Early in their relationship he occasionally proposed designs that were “safe” for summers on exclusive Fishers Island, or for visiting her daughter’s school, and she said: “Safety at the expense of identity is not worth it to me.” Her friend Wendy Goodman, the interiors editor of New York magazine, says: “I sometimes run into her when I’m uptown, just on the street, and she wears the kind of clothes to go to the drycleaner that I send to the drycleaner.”

Beene introduced her to the magazine legend Grace Mirabella, who in turn brought her to Tina Brown’s Vanity Fair. She writes about the nexus of style and intelligence; her subjects range from Cézanne to Audrey Hepburn. “I still feel like I’m writing papers at school,” she says. “I still feel like I’m getting As to impress my parents. I was known as a smart kid and I still hold onto that; I have a big nerdy side, those anodyne mornings at the keyboard.”

In The God of Driving she makes no bones about her willed façade — you know what she wore to every damned lesson. It’s also a love story in which the narrator is arrestingly vulnerable. “‘When I was out of town,’ I said, ‘I missed you.’ I felt I owed him that, too. Caught off guard, he was unable for once to regulate his feelings. His face registered first surprise, then delight. It lingered briefly at embarrassment, moved on to tenderness, and finally calcified into impassivity, its habitual expression. And when he collected himself, he said, ‘New York is an empty place without you.'” Having spent a lifetime creating a perfect shell, she chose to emerge from it in her memoir, and because she made that process visible, the book feels brave. If her persona has been the consequence of effort, this stepping out of the persona has required 10 times as much effort, and that is why her tale is so moving and so pleasurable.

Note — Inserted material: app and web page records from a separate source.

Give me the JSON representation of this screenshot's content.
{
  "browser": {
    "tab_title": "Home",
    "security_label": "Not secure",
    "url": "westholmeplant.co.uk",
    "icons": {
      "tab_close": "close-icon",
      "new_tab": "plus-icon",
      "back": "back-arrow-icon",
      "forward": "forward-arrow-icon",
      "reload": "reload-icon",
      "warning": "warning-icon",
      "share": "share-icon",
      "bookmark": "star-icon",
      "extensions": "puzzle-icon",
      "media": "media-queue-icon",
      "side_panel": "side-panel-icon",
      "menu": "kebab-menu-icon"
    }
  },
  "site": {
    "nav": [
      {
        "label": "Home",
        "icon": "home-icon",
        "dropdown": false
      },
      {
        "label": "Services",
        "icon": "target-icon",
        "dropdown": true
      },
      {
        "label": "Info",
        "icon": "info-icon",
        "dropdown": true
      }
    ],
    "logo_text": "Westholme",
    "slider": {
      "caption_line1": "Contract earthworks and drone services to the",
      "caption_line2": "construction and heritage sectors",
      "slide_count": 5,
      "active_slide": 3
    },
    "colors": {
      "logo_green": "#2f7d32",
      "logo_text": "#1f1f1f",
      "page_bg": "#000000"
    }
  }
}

Amy Fine Collins recently declined an invitation to curate a retrospective exhibition of lingerie designs by Victoria’s Secret. “I’m really interested in outer garments, the ones you see,” she said when she recounted the decision. She cocked her head slightly to one side, a pair of Forties Cartier eardrops catching the light, her smile wry. “Outer garments and inner thoughts,” she explained.